== SUPPLIED DATA

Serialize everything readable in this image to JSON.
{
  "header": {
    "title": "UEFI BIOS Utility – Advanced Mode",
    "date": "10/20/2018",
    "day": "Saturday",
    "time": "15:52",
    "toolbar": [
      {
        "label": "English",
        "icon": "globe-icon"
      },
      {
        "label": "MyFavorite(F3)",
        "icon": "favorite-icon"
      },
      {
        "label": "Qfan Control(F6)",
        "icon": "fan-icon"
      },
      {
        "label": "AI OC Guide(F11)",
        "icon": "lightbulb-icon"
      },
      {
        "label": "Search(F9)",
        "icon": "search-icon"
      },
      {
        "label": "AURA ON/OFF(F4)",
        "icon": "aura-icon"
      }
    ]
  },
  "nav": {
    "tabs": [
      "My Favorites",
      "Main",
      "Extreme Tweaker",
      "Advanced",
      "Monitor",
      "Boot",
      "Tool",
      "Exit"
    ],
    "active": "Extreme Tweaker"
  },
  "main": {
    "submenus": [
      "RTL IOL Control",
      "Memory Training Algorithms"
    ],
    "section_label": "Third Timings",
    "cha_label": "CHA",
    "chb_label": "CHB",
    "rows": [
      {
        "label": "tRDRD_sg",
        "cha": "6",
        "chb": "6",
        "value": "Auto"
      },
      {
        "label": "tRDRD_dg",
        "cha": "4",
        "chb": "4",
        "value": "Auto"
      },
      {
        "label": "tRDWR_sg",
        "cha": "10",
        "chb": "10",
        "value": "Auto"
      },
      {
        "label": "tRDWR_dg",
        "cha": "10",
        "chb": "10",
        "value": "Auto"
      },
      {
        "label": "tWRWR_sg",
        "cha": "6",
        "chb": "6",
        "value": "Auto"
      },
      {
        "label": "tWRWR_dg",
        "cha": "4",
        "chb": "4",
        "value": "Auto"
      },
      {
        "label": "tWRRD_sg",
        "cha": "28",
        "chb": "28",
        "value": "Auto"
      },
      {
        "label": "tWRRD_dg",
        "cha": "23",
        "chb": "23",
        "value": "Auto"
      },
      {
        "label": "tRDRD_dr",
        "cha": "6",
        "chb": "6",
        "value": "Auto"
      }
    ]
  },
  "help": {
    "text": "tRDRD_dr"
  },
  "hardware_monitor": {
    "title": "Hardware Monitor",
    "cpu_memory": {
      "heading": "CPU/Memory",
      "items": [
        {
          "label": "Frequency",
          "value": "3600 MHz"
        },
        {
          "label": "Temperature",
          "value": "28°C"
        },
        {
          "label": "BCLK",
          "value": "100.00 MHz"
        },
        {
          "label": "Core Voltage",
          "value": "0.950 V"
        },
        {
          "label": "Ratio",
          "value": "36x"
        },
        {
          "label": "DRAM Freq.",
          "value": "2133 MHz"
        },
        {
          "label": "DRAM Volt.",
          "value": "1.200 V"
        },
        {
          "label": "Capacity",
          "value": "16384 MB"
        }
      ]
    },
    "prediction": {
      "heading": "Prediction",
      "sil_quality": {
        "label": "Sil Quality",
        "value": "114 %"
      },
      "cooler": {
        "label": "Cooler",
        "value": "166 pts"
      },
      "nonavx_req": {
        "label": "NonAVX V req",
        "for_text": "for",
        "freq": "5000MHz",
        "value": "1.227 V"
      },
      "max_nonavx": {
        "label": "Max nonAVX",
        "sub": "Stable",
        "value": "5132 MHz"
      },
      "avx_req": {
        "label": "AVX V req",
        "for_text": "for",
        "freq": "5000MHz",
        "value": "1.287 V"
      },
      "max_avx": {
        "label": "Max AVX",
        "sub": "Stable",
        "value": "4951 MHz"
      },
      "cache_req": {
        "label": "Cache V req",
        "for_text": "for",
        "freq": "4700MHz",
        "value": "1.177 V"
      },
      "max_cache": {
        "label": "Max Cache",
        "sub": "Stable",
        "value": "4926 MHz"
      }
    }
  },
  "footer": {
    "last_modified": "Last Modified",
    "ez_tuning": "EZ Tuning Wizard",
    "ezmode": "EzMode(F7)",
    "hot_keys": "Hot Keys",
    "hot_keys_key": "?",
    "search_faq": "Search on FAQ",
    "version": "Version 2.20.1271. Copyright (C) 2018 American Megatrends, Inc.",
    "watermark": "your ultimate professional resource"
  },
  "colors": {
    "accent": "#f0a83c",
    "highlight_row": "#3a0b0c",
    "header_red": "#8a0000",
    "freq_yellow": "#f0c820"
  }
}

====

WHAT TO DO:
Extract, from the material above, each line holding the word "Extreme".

RESULT OF THIS TASK:
      "Extreme Tweaker",
    "active": "Extreme Tweaker"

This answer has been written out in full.